=== Directions ===
Find the word "screenshot" in the listing below, then return every line it appears in.

── Given data ──

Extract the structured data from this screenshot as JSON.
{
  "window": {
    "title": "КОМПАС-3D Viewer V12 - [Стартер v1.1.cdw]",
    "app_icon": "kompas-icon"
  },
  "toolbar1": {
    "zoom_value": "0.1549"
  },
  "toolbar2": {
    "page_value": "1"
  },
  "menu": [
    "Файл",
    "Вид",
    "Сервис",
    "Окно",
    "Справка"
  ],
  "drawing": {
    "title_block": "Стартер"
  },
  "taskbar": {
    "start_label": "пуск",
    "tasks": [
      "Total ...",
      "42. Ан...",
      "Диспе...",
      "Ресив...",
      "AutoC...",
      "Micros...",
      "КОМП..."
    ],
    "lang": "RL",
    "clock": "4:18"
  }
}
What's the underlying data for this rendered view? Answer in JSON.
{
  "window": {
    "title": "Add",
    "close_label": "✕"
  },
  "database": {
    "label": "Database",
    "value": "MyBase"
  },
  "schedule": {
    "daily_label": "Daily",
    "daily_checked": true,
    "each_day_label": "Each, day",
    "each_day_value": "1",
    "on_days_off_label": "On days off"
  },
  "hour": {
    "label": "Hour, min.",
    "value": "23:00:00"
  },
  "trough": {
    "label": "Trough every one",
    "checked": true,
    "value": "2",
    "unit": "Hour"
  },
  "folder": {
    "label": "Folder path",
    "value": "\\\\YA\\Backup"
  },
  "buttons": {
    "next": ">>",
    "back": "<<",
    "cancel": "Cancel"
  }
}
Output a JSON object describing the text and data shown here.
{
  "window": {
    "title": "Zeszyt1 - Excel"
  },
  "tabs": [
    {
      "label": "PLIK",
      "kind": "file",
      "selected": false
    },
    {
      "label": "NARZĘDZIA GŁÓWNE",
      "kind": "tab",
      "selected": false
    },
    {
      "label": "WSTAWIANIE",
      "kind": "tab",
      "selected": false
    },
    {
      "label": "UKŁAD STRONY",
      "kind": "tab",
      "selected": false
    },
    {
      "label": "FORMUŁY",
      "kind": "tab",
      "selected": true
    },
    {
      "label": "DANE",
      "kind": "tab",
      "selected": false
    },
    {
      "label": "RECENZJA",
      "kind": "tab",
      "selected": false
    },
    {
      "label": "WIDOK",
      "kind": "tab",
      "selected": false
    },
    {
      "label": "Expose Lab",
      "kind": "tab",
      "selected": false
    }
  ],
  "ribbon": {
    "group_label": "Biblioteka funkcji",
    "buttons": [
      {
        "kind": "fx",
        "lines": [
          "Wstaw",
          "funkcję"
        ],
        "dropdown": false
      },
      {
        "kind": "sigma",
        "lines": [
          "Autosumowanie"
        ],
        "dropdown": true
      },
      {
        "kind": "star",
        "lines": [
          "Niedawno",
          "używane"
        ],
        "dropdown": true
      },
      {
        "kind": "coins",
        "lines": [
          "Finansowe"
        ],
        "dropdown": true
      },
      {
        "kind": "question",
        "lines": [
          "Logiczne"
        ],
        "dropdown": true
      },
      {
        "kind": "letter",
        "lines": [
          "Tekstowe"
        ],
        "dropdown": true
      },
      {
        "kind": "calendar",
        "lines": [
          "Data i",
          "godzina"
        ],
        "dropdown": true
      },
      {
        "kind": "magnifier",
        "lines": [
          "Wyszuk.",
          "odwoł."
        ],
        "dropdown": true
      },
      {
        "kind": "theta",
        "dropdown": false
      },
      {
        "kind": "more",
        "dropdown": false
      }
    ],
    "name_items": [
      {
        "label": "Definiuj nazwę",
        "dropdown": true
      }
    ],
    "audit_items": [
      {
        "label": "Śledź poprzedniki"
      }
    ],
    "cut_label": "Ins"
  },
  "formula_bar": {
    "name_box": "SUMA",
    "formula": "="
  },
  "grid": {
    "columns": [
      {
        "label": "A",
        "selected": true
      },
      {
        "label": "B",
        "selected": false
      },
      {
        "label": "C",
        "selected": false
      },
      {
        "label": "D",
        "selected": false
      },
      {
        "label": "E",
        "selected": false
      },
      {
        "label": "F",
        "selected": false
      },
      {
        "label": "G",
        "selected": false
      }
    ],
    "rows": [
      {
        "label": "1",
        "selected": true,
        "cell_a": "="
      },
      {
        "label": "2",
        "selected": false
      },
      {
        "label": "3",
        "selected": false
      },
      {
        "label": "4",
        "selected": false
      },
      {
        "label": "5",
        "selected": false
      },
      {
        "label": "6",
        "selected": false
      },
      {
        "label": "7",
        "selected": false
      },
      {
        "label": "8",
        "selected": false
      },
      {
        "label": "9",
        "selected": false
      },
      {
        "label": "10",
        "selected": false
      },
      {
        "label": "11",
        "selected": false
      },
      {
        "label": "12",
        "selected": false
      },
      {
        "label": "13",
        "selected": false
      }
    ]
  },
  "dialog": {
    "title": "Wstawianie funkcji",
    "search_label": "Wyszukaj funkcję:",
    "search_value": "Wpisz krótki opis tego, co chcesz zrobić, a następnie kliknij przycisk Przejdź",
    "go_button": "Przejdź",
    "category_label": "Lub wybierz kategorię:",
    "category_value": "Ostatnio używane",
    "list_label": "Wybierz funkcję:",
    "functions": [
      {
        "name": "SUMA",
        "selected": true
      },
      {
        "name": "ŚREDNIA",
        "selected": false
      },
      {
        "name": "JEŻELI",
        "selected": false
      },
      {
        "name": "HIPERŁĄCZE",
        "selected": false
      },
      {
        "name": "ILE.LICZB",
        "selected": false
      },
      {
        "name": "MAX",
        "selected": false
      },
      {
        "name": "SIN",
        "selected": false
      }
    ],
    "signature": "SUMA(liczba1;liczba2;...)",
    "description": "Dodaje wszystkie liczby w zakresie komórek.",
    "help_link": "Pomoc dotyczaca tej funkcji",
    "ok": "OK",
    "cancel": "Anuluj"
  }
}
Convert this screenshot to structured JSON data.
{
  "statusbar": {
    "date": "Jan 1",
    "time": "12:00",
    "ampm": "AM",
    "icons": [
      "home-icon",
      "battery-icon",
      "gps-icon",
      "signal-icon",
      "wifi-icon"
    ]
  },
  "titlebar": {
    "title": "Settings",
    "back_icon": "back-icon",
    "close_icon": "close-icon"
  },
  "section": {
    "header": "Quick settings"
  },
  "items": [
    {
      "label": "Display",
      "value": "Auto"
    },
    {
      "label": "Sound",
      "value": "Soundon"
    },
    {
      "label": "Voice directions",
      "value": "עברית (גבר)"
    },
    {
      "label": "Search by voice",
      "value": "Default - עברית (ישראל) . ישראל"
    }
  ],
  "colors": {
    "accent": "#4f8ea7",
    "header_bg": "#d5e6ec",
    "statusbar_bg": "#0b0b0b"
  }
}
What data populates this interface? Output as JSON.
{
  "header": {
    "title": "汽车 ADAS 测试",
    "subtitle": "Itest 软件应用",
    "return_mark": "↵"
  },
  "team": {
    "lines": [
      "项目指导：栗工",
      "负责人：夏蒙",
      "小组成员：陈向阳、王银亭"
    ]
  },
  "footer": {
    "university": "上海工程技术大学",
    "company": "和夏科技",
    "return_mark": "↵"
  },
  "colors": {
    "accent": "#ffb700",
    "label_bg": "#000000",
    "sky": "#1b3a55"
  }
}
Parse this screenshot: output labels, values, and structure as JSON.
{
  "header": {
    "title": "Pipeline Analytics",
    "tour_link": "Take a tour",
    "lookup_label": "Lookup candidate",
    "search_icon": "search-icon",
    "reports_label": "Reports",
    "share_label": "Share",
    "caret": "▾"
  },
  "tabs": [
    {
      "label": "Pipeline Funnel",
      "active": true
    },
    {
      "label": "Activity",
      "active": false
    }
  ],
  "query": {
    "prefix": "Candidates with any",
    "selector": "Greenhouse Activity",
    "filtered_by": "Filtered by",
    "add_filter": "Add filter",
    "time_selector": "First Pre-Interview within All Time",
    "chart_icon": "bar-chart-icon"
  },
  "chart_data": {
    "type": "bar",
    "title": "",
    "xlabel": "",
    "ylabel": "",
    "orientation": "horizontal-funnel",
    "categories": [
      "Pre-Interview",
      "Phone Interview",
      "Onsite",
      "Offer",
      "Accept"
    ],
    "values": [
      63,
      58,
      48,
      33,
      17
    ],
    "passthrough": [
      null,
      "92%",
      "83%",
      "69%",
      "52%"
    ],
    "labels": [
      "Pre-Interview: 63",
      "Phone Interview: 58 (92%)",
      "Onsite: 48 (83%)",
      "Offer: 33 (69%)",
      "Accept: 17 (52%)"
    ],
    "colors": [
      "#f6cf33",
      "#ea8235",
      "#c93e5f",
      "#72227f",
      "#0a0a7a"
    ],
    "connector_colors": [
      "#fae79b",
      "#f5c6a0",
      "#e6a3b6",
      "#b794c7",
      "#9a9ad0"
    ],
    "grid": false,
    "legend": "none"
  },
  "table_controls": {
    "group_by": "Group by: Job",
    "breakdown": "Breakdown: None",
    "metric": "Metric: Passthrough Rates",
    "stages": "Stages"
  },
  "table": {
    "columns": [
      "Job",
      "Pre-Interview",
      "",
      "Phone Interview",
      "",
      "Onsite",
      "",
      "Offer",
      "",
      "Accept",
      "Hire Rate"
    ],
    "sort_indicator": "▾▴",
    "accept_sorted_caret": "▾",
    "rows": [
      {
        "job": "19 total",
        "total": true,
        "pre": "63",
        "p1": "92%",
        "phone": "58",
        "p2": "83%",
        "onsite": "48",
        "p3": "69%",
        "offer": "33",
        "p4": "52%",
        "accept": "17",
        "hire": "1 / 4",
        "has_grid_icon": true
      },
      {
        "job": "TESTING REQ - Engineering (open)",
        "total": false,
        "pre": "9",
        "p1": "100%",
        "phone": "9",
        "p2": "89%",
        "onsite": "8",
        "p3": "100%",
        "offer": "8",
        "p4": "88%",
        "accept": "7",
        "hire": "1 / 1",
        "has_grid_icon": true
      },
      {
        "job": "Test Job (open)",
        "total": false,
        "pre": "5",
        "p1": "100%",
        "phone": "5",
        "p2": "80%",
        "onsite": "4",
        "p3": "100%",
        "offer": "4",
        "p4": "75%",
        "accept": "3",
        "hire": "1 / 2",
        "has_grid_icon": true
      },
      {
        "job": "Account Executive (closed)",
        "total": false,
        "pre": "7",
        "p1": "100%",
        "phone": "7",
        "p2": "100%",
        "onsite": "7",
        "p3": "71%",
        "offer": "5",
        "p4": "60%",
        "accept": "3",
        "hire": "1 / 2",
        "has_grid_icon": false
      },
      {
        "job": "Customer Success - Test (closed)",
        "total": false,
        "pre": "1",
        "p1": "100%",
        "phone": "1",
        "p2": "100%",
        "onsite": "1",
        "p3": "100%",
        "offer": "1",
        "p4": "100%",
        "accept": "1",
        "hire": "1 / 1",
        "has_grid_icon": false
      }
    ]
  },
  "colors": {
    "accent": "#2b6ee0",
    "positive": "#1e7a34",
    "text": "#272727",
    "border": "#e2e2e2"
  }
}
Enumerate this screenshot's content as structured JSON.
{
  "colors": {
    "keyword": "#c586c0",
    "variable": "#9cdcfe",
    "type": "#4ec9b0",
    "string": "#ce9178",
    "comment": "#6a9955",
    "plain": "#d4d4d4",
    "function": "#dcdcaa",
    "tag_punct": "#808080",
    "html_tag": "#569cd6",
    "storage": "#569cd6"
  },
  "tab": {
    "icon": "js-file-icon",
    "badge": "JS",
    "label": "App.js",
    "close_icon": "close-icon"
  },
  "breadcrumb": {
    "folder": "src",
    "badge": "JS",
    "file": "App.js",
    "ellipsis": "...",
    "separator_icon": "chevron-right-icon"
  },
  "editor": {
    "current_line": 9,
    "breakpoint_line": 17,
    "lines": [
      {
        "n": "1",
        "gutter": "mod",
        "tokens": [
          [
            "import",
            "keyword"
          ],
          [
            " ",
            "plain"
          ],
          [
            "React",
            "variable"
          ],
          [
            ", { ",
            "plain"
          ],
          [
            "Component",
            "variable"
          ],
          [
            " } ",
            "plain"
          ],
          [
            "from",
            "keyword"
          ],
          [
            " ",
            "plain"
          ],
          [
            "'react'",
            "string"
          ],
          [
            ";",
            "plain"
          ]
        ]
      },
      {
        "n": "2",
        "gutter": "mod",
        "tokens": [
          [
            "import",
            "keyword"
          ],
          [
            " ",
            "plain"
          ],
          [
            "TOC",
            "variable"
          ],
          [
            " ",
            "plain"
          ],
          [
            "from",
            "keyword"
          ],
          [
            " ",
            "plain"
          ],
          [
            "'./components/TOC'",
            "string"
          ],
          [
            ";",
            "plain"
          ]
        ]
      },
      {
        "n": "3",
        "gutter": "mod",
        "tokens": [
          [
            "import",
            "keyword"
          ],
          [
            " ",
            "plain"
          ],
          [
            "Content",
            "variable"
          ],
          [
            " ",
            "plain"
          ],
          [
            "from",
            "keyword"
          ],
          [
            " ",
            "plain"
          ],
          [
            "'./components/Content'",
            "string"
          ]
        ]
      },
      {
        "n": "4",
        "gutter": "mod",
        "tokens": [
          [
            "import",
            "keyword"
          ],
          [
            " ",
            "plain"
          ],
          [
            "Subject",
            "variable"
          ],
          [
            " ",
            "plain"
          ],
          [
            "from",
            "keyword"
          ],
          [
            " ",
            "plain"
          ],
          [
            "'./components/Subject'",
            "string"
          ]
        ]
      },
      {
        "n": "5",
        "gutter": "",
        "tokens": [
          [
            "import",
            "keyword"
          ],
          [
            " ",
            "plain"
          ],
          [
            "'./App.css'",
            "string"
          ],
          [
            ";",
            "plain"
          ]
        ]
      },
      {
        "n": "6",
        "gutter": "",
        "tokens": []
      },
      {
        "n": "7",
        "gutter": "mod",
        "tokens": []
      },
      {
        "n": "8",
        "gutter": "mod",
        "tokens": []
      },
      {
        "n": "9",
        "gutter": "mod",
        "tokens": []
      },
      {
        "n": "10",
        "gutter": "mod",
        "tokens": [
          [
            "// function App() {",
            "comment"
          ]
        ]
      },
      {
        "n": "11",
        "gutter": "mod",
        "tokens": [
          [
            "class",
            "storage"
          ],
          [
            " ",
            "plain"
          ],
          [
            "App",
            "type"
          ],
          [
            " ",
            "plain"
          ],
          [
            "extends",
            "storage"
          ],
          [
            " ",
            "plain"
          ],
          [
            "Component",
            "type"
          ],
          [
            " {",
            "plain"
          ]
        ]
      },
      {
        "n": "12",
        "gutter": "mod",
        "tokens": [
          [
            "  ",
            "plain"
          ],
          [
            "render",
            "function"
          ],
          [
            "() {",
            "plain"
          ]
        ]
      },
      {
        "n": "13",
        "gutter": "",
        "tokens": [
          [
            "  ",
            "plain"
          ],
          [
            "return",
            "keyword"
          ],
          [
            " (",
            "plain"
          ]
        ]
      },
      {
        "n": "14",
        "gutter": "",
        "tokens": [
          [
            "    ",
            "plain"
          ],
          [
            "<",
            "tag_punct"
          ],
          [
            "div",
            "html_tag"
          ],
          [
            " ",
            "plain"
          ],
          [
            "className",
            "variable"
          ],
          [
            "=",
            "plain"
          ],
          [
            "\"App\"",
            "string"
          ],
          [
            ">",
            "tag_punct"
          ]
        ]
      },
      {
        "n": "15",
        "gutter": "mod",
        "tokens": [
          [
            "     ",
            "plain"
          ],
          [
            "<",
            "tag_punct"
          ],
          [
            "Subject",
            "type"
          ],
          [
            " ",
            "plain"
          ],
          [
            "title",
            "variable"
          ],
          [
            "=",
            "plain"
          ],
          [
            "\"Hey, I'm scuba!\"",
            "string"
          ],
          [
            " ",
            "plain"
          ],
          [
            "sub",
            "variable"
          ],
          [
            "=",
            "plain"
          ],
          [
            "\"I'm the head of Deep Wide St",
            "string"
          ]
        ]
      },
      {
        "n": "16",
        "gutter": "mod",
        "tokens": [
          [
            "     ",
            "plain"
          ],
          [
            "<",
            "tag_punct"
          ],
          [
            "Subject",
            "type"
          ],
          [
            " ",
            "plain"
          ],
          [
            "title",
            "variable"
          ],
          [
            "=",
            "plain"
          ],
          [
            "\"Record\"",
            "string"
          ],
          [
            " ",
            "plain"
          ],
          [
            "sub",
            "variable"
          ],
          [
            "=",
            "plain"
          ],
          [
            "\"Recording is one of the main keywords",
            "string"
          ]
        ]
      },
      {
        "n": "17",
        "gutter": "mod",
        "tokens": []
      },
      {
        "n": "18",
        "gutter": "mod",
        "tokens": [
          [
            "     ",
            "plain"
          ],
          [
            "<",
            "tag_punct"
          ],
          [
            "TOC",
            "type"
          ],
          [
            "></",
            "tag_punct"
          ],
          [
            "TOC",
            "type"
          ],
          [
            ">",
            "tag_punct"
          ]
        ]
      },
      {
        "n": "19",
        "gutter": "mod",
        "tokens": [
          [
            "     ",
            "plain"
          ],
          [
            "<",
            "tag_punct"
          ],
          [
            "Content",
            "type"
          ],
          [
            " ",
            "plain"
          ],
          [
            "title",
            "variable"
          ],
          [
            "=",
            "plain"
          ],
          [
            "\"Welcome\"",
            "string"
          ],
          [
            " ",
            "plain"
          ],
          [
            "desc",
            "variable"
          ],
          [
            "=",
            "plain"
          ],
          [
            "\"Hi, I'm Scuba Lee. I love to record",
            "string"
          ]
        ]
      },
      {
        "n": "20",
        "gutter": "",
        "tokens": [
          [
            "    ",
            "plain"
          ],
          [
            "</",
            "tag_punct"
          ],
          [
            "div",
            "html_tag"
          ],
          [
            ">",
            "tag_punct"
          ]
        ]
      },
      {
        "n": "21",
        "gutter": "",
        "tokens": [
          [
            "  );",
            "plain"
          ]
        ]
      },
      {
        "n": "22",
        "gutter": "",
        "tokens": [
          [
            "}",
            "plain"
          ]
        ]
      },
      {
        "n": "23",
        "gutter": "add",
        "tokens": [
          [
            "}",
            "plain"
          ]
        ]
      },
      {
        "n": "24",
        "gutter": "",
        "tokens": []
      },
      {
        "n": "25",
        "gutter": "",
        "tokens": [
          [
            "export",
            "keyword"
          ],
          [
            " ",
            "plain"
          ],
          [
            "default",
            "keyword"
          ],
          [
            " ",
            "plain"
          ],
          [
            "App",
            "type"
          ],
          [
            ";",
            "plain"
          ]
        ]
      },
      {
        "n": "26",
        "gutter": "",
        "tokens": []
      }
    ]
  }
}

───

=== Answer to this problem ===
Extract the structured data from this screenshot as JSON.
Convert this screenshot to structured JSON data.
Parse this screenshot: output labels, values, and structure as JSON.
Enumerate this screenshot's content as structured JSON.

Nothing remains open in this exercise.